→ **Material for this task**
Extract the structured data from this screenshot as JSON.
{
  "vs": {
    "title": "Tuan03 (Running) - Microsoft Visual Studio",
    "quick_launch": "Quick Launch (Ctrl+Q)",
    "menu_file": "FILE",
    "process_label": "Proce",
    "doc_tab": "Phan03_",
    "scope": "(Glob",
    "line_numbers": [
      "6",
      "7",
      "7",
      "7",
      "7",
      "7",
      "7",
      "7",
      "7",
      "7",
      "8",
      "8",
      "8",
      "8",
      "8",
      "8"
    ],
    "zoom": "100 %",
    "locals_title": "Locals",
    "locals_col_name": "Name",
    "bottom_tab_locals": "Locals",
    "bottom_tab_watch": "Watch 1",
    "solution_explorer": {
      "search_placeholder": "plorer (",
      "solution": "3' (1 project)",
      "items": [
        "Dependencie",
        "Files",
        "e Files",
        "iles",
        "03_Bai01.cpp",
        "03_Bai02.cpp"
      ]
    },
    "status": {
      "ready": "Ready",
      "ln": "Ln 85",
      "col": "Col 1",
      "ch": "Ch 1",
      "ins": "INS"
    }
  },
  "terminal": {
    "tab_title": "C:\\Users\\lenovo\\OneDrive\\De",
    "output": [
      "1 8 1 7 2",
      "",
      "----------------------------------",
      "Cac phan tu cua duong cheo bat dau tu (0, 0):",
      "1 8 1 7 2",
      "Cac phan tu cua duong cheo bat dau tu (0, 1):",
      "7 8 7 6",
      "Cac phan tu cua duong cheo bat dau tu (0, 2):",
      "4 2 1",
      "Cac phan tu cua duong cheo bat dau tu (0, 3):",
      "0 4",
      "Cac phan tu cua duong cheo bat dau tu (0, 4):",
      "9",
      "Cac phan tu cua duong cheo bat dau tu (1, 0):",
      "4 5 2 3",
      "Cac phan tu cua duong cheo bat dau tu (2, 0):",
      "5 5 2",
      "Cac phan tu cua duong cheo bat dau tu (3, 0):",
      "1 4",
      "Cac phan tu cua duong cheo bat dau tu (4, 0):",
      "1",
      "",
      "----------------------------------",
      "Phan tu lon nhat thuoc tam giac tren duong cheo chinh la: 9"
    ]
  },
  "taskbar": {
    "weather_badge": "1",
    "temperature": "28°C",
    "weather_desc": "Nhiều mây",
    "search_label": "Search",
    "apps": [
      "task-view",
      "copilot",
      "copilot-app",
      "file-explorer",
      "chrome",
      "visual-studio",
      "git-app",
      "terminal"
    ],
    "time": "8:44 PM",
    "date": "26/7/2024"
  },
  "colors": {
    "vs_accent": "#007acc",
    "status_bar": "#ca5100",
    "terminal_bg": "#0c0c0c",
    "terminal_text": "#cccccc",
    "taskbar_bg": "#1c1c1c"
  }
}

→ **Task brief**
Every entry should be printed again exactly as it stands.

→ **Task solution**
Extract the structured data from this screenshot as JSON.
{
  "vs": {
    "title": "Tuan03 (Running) - Microsoft Visual Studio",
    "quick_launch": "Quick Launch (Ctrl+Q)",
    "menu_file": "FILE",
    "process_label": "Proce",
    "doc_tab": "Phan03_",
    "scope": "(Glob",
    "line_numbers": [
      "6",
      "7",
      "7",
      "7",
      "7",
      "7",
      "7",
      "7",
      "7",
      "7",
      "8",
      "8",
      "8",
      "8",
      "8",
      "8"
    ],
    "zoom": "100 %",
    "locals_title": "Locals",
    "locals_col_name": "Name",
    "bottom_tab_locals": "Locals",
    "bottom_tab_watch": "Watch 1",
    "solution_explorer": {
      "search_placeholder": "plorer (",
      "solution": "3' (1 project)",
      "items": [
        "Dependencie",
        "Files",
        "e Files",
        "iles",
        "03_Bai01.cpp",
        "03_Bai02.cpp"
      ]
    },
    "status": {
      "ready": "Ready",
      "ln": "Ln 85",
      "col": "Col 1",
      "ch": "Ch 1",
      "ins": "INS"
    }
  },
  "terminal": {
    "tab_title": "C:\\Users\\lenovo\\OneDrive\\De",
    "output": [
      "1 8 1 7 2",
      "",
      "----------------------------------",
      "Cac phan tu cua duong cheo bat dau tu (0, 0):",
      "1 8 1 7 2",
      "Cac phan tu cua duong cheo bat dau tu (0, 1):",
      "7 8 7 6",
      "Cac phan tu cua duong cheo bat dau tu (0, 2):",
      "4 2 1",
      "Cac phan tu cua duong cheo bat dau tu (0, 3):",
      "0 4",
      "Cac phan tu cua duong cheo bat dau tu (0, 4):",
      "9",
      "Cac phan tu cua duong cheo bat dau tu (1, 0):",
      "4 5 2 3",
      "Cac phan tu cua duong cheo bat dau tu (2, 0):",
      "5 5 2",
      "Cac phan tu cua duong cheo bat dau tu (3, 0):",
      "1 4",
      "Cac phan tu cua duong cheo bat dau tu (4, 0):",
      "1",
      "",
      "----------------------------------",
      "Phan tu lon nhat thuoc tam giac tren duong cheo chinh la: 9"
    ]
  },
  "taskbar": {
    "weather_badge": "1",
    "temperature": "28°C",
    "weather_desc": "Nhiều mây",
    "search_label": "Search",
    "apps": [
      "task-view",
      "copilot",
      "copilot-app",
      "file-explorer",
      "chrome",
      "visual-studio",
      "git-app",
      "terminal"
    ],
    "time": "8:44 PM",
    "date": "26/7/2024"
  },
  "colors": {
    "vs_accent": "#007acc",
    "status_bar": "#ca5100",
    "terminal_bg": "#0c0c0c",
    "terminal_text": "#cccccc",
    "taskbar_bg": "#1c1c1c"
  }
}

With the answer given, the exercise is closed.